“This was largely supported by the India-UAE Comprehensive Economic Partnership Agreement,” says Ms Shah of CareEdge, referring to the trade agreement that came into effect in May 2022, which included reduced duties on gem and jewellery exports from India to the UAE.

However, India must also be vigilant of the increasing competition posed by other manufacturers.

“There is strong competition from countries like the US, China and Singapore with their growing investment in the lab-grown diamond industry, which has the potential to dominate the global market share,” says Mr Shah of Kama Jewellery.

In addition to its impressive production capacity, India possesses several other factors that contribute to its competitive advantage over its rivals.

“Some of the major factors are cost advantage, as low labour costs reduce the overall cost of production of lab-grown diamonds,” he says.

“I believe India is truly well-positioned to witness expansion and compete with its overseas counterparts over the coming years.”

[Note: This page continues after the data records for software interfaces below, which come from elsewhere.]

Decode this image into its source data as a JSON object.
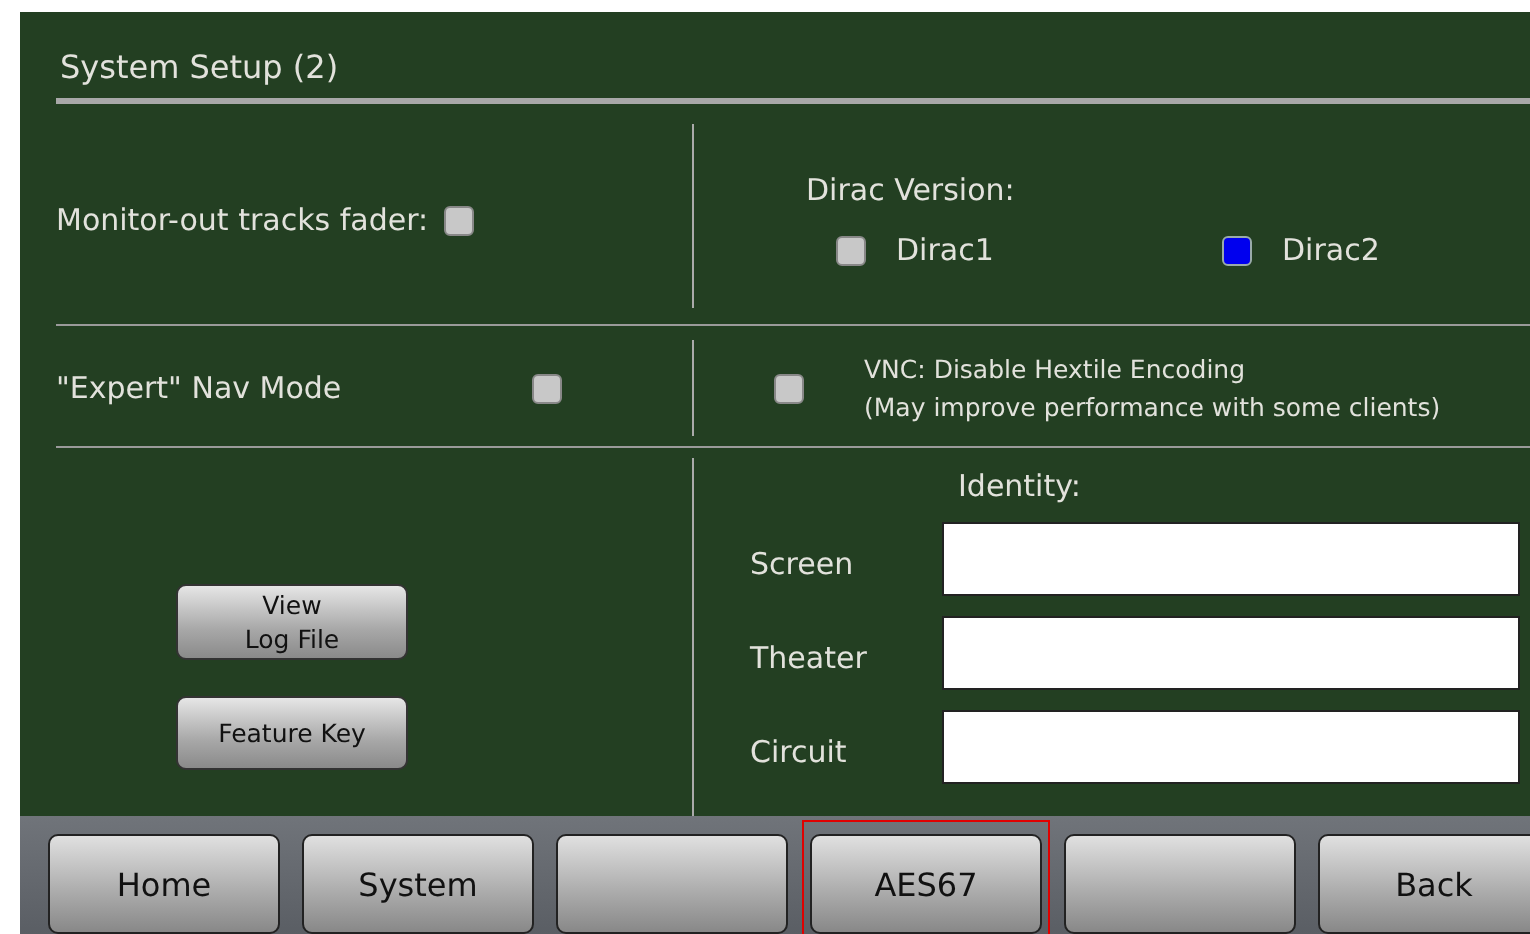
{
  "panel": {
    "title": "System Setup (2)"
  },
  "monitor_fader": {
    "label": "Monitor-out tracks fader:",
    "checked": false
  },
  "dirac": {
    "label": "Dirac Version:",
    "options": [
      {
        "label": "Dirac1",
        "selected": false
      },
      {
        "label": "Dirac2",
        "selected": true
      }
    ]
  },
  "expert_nav": {
    "label": "\"Expert\" Nav Mode",
    "checked": false
  },
  "vnc": {
    "lines": [
      "VNC: Disable Hextile Encoding",
      "(May improve performance with some clients)"
    ],
    "checked": false
  },
  "buttons": [
    [
      "View",
      "Log File"
    ],
    [
      "Feature Key"
    ]
  ],
  "identity": {
    "label": "Identity:",
    "fields": [
      {
        "label": "Screen"
      },
      {
        "label": "Theater"
      },
      {
        "label": "Circuit"
      }
    ]
  },
  "nav_buttons": [
    {
      "label": "Home",
      "highlighted": false
    },
    {
      "label": "System",
      "highlighted": false
    },
    {
      "highlighted": false
    },
    {
      "label": "AES67",
      "highlighted": true
    },
    {
      "highlighted": false
    },
    {
      "label": "Back",
      "highlighted": false
    }
  ]
}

However, he warns that geopolitical tensions and a sluggish global economy may hinder export growth.

In addition to these obstacles, there are still many consumers who view lab-grown diamonds as inferior to natural stones or consider them to be counterfeit, some industry experts say.

“This misconception is due to the lack of awareness and understanding about the characteristics and production process of lab-grown diamonds,” says Mukesh Shah.

However, he and other industry members assert that this perception is slowly changing, and they are confident demand for these stones will continue to increase.

“Lab-grown diamonds have slowly and steadily been accepted,” says Ms Shah of DiAi Designs.

“We see a stark difference from when we initially launched in 2018, to today.”

Updated: May 18, 2024, 3:00 AM